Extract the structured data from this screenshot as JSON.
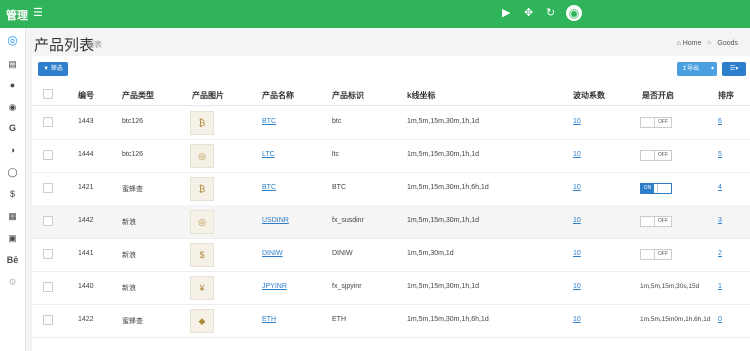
{
  "app": {
    "brand": "管理"
  },
  "topbar": {
    "menu_icon": "menu-icon",
    "icons": [
      "play-icon",
      "expand-icon",
      "refresh-icon",
      "user-avatar"
    ]
  },
  "sidebar": {
    "icons": [
      "dashboard-icon",
      "chart-icon",
      "user-icon",
      "circle-icon",
      "g-icon",
      "half-circle-icon",
      "ring-icon",
      "dollar-icon",
      "calculator-icon",
      "image-icon",
      "be-icon",
      "gear-icon"
    ]
  },
  "page": {
    "title": "产品列表",
    "subtitle": "列表"
  },
  "breadcrumb": {
    "home": "Home",
    "current": "Goods"
  },
  "toolbar": {
    "filter_label": "筛选",
    "export_label": "导出"
  },
  "table": {
    "headers": [
      "编号",
      "产品类型",
      "产品图片",
      "产品名称",
      "产品标识",
      "k线坐标",
      "波动系数",
      "是否开启",
      "排序"
    ],
    "rows": [
      {
        "id": "1443",
        "type": "btc126",
        "name": "BTC",
        "symbol": "btc",
        "kline": "1m,5m,15m,30m,1h,1d",
        "coef": "10",
        "open_state": "OFF",
        "sort": "6",
        "image": "bitcoin-coin-icon"
      },
      {
        "id": "1444",
        "type": "btc126",
        "name": "LTC",
        "symbol": "ltc",
        "kline": "1m,5m,15m,30m,1h,1d",
        "coef": "10",
        "open_state": "OFF",
        "sort": "5",
        "image": "coins-icon"
      },
      {
        "id": "1421",
        "type": "蜜蜂查",
        "name": "BTC",
        "symbol": "BTC",
        "kline": "1m,5m,15m,30m,1h,6h,1d",
        "coef": "10",
        "open_state": "ON",
        "sort": "4",
        "image": "bitcoin-coin-icon"
      },
      {
        "id": "1442",
        "type": "新浪",
        "name": "USDINR",
        "symbol": "fx_susdinr",
        "kline": "1m,5m,15m,30m,1h,1d",
        "coef": "10",
        "open_state": "OFF",
        "sort": "3",
        "image": "coins-icon"
      },
      {
        "id": "1441",
        "type": "新浪",
        "name": "DINIW",
        "symbol": "DINIW",
        "kline": "1m,5m,30m,1d",
        "coef": "10",
        "open_state": "OFF",
        "sort": "2",
        "image": "dollar-coin-icon"
      },
      {
        "id": "1440",
        "type": "新浪",
        "name": "JPYINR",
        "symbol": "fx_sjpyinr",
        "kline": "1m,5m,15m,30m,1h,1d",
        "coef": "10",
        "open_state": "1m,5m,15m,30s,15d",
        "sort": "1",
        "image": "yen-coin-icon"
      },
      {
        "id": "1422",
        "type": "蜜蜂查",
        "name": "ETH",
        "symbol": "ETH",
        "kline": "1m,5m,15m,30m,1h,6h,1d",
        "coef": "10",
        "open_state": "1m,5m,15m0m,1h,6h,1d",
        "sort": "0",
        "image": "ethereum-coin-icon"
      }
    ]
  },
  "colors": {
    "topbar": "#2fb45a",
    "primary": "#2d7ecb",
    "export": "#4aa0e0"
  }
}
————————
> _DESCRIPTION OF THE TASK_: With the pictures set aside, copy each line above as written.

> _YOUR RESPONSE_:
Extract the structured data from this screenshot as JSON.
{
  "app": {
    "brand": "管理"
  },
  "topbar": {
    "menu_icon": "menu-icon",
    "icons": [
      "play-icon",
      "expand-icon",
      "refresh-icon",
      "user-avatar"
    ]
  },
  "sidebar": {
    "icons": [
      "dashboard-icon",
      "chart-icon",
      "user-icon",
      "circle-icon",
      "g-icon",
      "half-circle-icon",
      "ring-icon",
      "dollar-icon",
      "calculator-icon",
      "image-icon",
      "be-icon",
      "gear-icon"
    ]
  },
  "page": {
    "title": "产品列表",
    "subtitle": "列表"
  },
  "breadcrumb": {
    "home": "Home",
    "current": "Goods"
  },
  "toolbar": {
    "filter_label": "筛选",
    "export_label": "导出"
  },
  "table": {
    "headers": [
      "编号",
      "产品类型",
      "产品图片",
      "产品名称",
      "产品标识",
      "k线坐标",
      "波动系数",
      "是否开启",
      "排序"
    ],
    "rows": [
      {
        "id": "1443",
        "type": "btc126",
        "name": "BTC",
        "symbol": "btc",
        "kline": "1m,5m,15m,30m,1h,1d",
        "coef": "10",
        "open_state": "OFF",
        "sort": "6",
        "image": "bitcoin-coin-icon"
      },
      {
        "id": "1444",
        "type": "btc126",
        "name": "LTC",
        "symbol": "ltc",
        "kline": "1m,5m,15m,30m,1h,1d",
        "coef": "10",
        "open_state": "OFF",
        "sort": "5",
        "image": "coins-icon"
      },
      {
        "id": "1421",
        "type": "蜜蜂查",
        "name": "BTC",
        "symbol": "BTC",
        "kline": "1m,5m,15m,30m,1h,6h,1d",
        "coef": "10",
        "open_state": "ON",
        "sort": "4",
        "image": "bitcoin-coin-icon"
      },
      {
        "id": "1442",
        "type": "新浪",
        "name": "USDINR",
        "symbol": "fx_susdinr",
        "kline": "1m,5m,15m,30m,1h,1d",
        "coef": "10",
        "open_state": "OFF",
        "sort": "3",
        "image": "coins-icon"
      },
      {
        "id": "1441",
        "type": "新浪",
        "name": "DINIW",
        "symbol": "DINIW",
        "kline": "1m,5m,30m,1d",
        "coef": "10",
        "open_state": "OFF",
        "sort": "2",
        "image": "dollar-coin-icon"
      },
      {
        "id": "1440",
        "type": "新浪",
        "name": "JPYINR",
        "symbol": "fx_sjpyinr",
        "kline": "1m,5m,15m,30m,1h,1d",
        "coef": "10",
        "open_state": "1m,5m,15m,30s,15d",
        "sort": "1",
        "image": "yen-coin-icon"
      },
      {
        "id": "1422",
        "type": "蜜蜂查",
        "name": "ETH",
        "symbol": "ETH",
        "kline": "1m,5m,15m,30m,1h,6h,1d",
        "coef": "10",
        "open_state": "1m,5m,15m0m,1h,6h,1d",
        "sort": "0",
        "image": "ethereum-coin-icon"
      }
    ]
  },
  "colors": {
    "topbar": "#2fb45a",
    "primary": "#2d7ecb",
    "export": "#4aa0e0"
  }
}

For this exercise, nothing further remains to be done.